Rare all- blue crab donated to Sultana
CHESTERTOWN — An extremely rare, completely blue crab of the species Callinectes sapidus was donated to Sultana Education Foundation Oct. 1 by waterman Jamie White.
According to a news release from the Sultana Education Foundation, the crab was caught off of Rock Hall. Its color represents a genetic abnormality that can occur in crustaceans, the release states.
“I pulled it up and I thought it was spray painted,” White said.
White donated the all-blue crab to Sultana Education Foundation so that program participants can get a close look at the rare crustacean. Although all blue crabs have some amount of blue pigmentation on their shells, this example is most likely an extremely rare genetic mutation that has altered the amount of certain pigments in the shell.
Albino, orange and even purple crabs have been reported in the Chesapeake Bay in the past, as well as “mosaic” crabs, which are one color on part of their body, according to the release.
The all-blue crab, which is a 6-inch mature male, is currently residing in one of the brackish water fish tanks in Sultana Education Foundation’s Chestertown Holt Center wet lab. It appears in good health and seems unaware that is truly is a “once in a blue moon” crab, the release states.
To learn more about Sultana Education Foundation’s public or school programs, visit sultanaeducation.org.

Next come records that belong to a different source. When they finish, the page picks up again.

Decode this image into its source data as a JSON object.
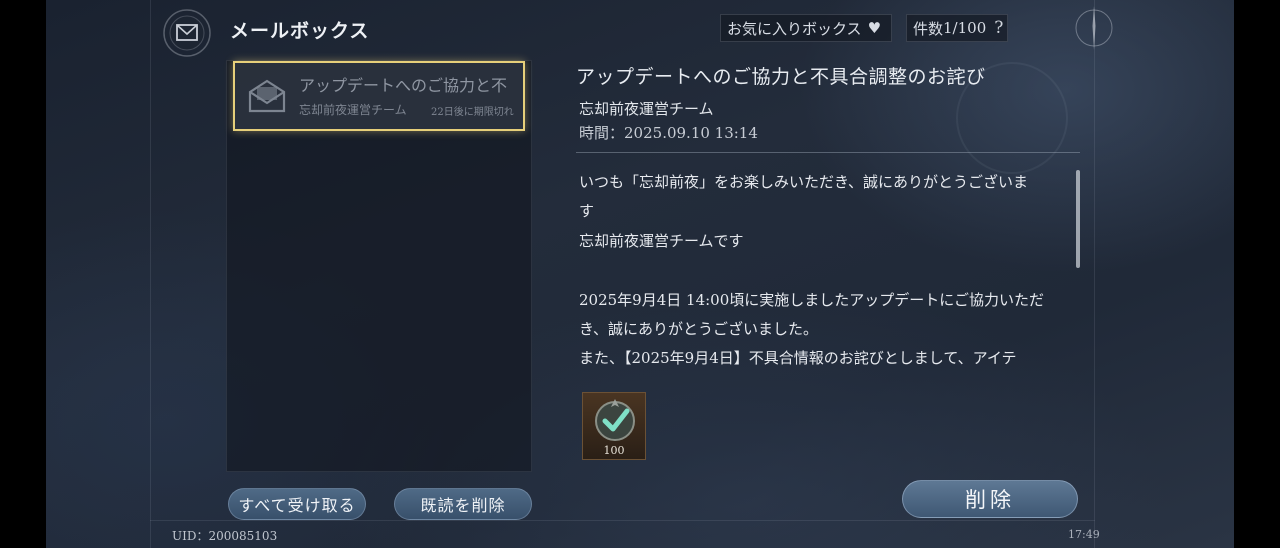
{
  "header": {
    "title": "メールボックス",
    "favorite_label": "お気に入りボックス",
    "count_label": "件数",
    "count_value": "1/100",
    "help_symbol": "?"
  },
  "mail_list": {
    "items": [
      {
        "subject": "アップデートへのご協力と不",
        "sender": "忘却前夜運営チーム",
        "expires": "22日後に期限切れ"
      }
    ]
  },
  "actions": {
    "claim_all": "すべて受け取る",
    "delete_read": "既読を削除",
    "delete": "削除"
  },
  "detail": {
    "title": "アップデートへのご協力と不具合調整のお詫び",
    "sender": "忘却前夜運営チーム",
    "time_label": "時間：",
    "time_value": "2025.09.10 13:14",
    "body_lines": [
      "いつも「忘却前夜」をお楽しみいただき、誠にありがとうございま",
      "す",
      "忘却前夜運営チームです",
      "",
      "2025年9月4日 14:00頃に実施しましたアップデートにご協力いただ",
      "き、誠にありがとうございました。",
      "また、【2025年9月4日】不具合情報のお詫びとしまして、アイテ"
    ],
    "attachment": {
      "icon": "check-emblem-icon",
      "quantity": "100"
    }
  },
  "footer": {
    "uid_label": "UID：",
    "uid_value": "200085103",
    "clock": "17:49"
  },
  "colors": {
    "highlight_border": "#e6cf7a",
    "button_blue": "#4f6a86",
    "item_frame": "#6b5135"
  }
}
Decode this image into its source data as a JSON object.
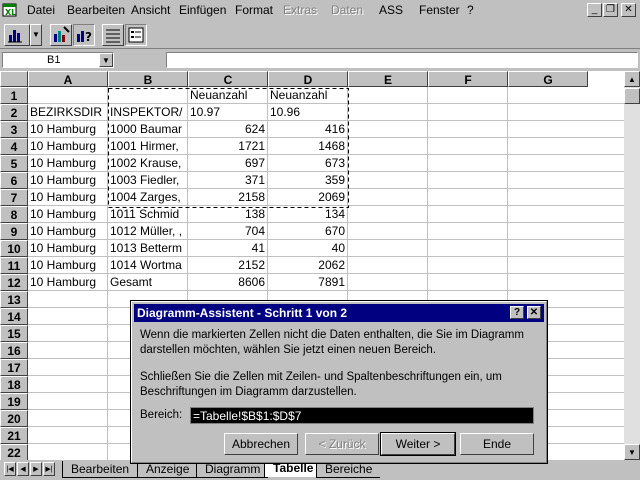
{
  "menubar": {
    "items": [
      {
        "label": "Datei",
        "enabled": true
      },
      {
        "label": "Bearbeiten",
        "enabled": true
      },
      {
        "label": "Ansicht",
        "enabled": true
      },
      {
        "label": "Einfügen",
        "enabled": true
      },
      {
        "label": "Format",
        "enabled": true
      },
      {
        "label": "Extras",
        "enabled": false
      },
      {
        "label": "Daten",
        "enabled": false
      },
      {
        "label": "ASS",
        "enabled": true
      },
      {
        "label": "Fenster",
        "enabled": true
      },
      {
        "label": "?",
        "enabled": true
      }
    ]
  },
  "formulabar": {
    "namebox": "B1",
    "formula": ""
  },
  "grid": {
    "columns": [
      "A",
      "B",
      "C",
      "D",
      "E",
      "F",
      "G"
    ],
    "rows": [
      "1",
      "2",
      "3",
      "4",
      "5",
      "6",
      "7",
      "8",
      "9",
      "10",
      "11",
      "12",
      "13",
      "14",
      "15",
      "16",
      "17",
      "18",
      "19",
      "20",
      "21",
      "22"
    ],
    "cells": {
      "r1": [
        "",
        "",
        "Neuanzahl",
        "Neuanzahl"
      ],
      "r2": [
        "BEZIRKSDIR",
        "INSPEKTOR/",
        "10.97",
        "10.96"
      ],
      "r3": [
        "10 Hamburg",
        "1000 Baumar",
        "624",
        "416"
      ],
      "r4": [
        "10 Hamburg",
        "1001 Hirmer,",
        "1721",
        "1468"
      ],
      "r5": [
        "10 Hamburg",
        "1002 Krause,",
        "697",
        "673"
      ],
      "r6": [
        "10 Hamburg",
        "1003 Fiedler,",
        "371",
        "359"
      ],
      "r7": [
        "10 Hamburg",
        "1004 Zarges,",
        "2158",
        "2069"
      ],
      "r8": [
        "10 Hamburg",
        "1011 Schmid",
        "138",
        "134"
      ],
      "r9": [
        "10 Hamburg",
        "1012 Müller, ,",
        "704",
        "670"
      ],
      "r10": [
        "10 Hamburg",
        "1013 Betterm",
        "41",
        "40"
      ],
      "r11": [
        "10 Hamburg",
        "1014 Wortma",
        "2152",
        "2062"
      ],
      "r12": [
        "10 Hamburg",
        "Gesamt",
        "8606",
        "7891"
      ]
    }
  },
  "sheet_tabs": [
    "Bearbeiten",
    "Anzeige",
    "Diagramm",
    "Tabelle",
    "Bereiche"
  ],
  "active_tab": "Tabelle",
  "dialog": {
    "title": "Diagramm-Assistent - Schritt 1 von 2",
    "text1_line1": "Wenn die markierten Zellen nicht die Daten enthalten, die Sie im Diagramm",
    "text1_line2": "darstellen möchten, wählen Sie jetzt einen neuen Bereich.",
    "text2_line1": "Schließen Sie die Zellen mit Zeilen- und Spaltenbeschriftungen ein, um",
    "text2_line2": "Beschriftungen im Diagramm darzustellen.",
    "range_label": "Bereich:",
    "range_value": "=Tabelle!$B$1:$D$7",
    "buttons": {
      "cancel": "Abbrechen",
      "back": "< Zurück",
      "next": "Weiter >",
      "finish": "Ende"
    },
    "help_glyph": "?",
    "close_glyph": "✕"
  },
  "window_buttons": {
    "minimize": "_",
    "restore": "❐",
    "close": "✕"
  }
}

While normal blue crabs have some blue coloration, as seen on the right, a rare crab with an all-blue shell, shown on the left, was donated to the Sultana Education Foundation this month